The focus “Cyber Security & IT Forensics” deals with selected topics related to the security of the computer infrastructure, such as confidentiality, integrity and availability of data, but also with questions related to the protection of privacy. The digital society only functions if people can rely on a secure and trustworthy computer infrastructure. This consists of powerful end devices, omnipresent networks and central servers. Confidentiality, integrity and availability of data, but also protection of privacy are central to this. The focus is on the devices that people use directly and daily: their smartphones, tablets or laptops. Malware It is primarily these devices that are attacked by malware. Criminal elements spread malware around the world with the aim of deriving economic or financial benefit from it. Malware is a computer programme that usually performs unwanted functions invisibly. They appear in a wide variety of forms:
- Computer viruses are programmes that spread copies of themselves via the exchange of documents on storage media
- Computer worms infect other computers via networks

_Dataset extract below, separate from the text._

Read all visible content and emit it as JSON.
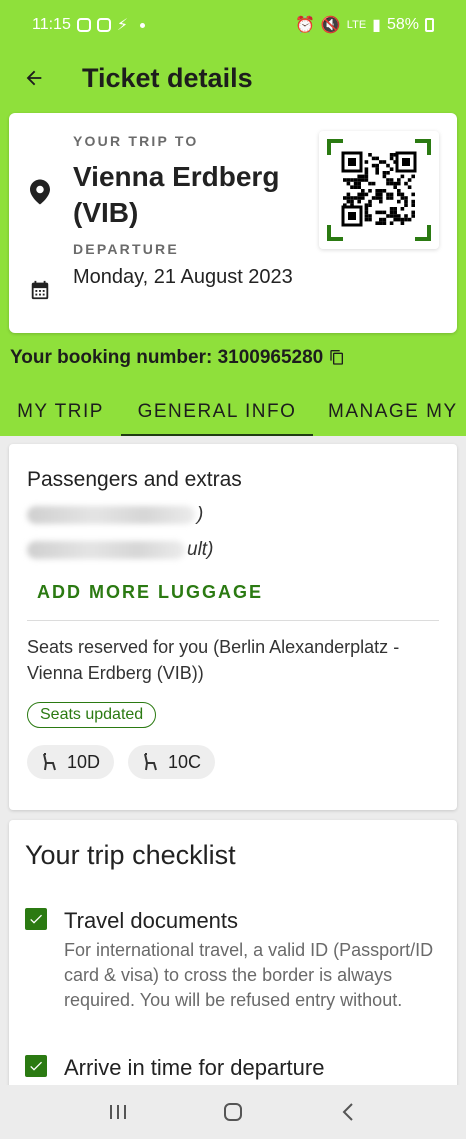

- Trojan horses, on the other hand, are programmes that superficially benefit the user, but invisibly perform unwanted functions in the background, such as stealing passwords or contact information.
- Recently, the number of cases in which so-called ransomware is used has increased. These are malware programmes that encrypt the user data of a system with a secret key, so that their access is blocked by the user for the time being. Access is only possible again after the payment of a ransom (ransom) by the communication of a secret key.
Protection through research In our research, we investigate how malware works. We try to understand how they work, how they spread and what they do. We also study the development history of the malware. Understanding the development history helps us to better protect and anticipate the systems. Our know-how is in demand from companies and service providers who provide security-critical computer infrastructure and/or use it themselves. On the other hand, the knowledge gained flows into teaching, for example so that students learn how to write robust software that is resistant to attacks of this kind. Protection of privacy Computers and terminals, networked with the Internet, represent a combination of private and public space, similar to private living space and public space (streets, squares, transport systems, public services). Just as there is protection of private information (for example, medical secrecy, voting secrecy) in real spaces, there must be the same protection in cyberspace. We are dealing with the question of how this protection can be provided on the basis of concrete issues such as e-voting, personal health data or mobility pricing. IT forensics If norms established by society are violated, it is important to record the facts in the case of suspicious incidents. As in the real world, traces of criminal acts must also be recorded in cyberspace, and in such a way that their evidence will stand up before a judge. The question here is: Are there traces in the suspects’ devices that confirm a criminal act that has been committed? Our research focuses on the field of memory forensics. On the teaching side, we actively help in the Master’s training course Maîtrise universitaire ès Sciences en science forensique orientation investigation et identification numériques at the University of Lausanne.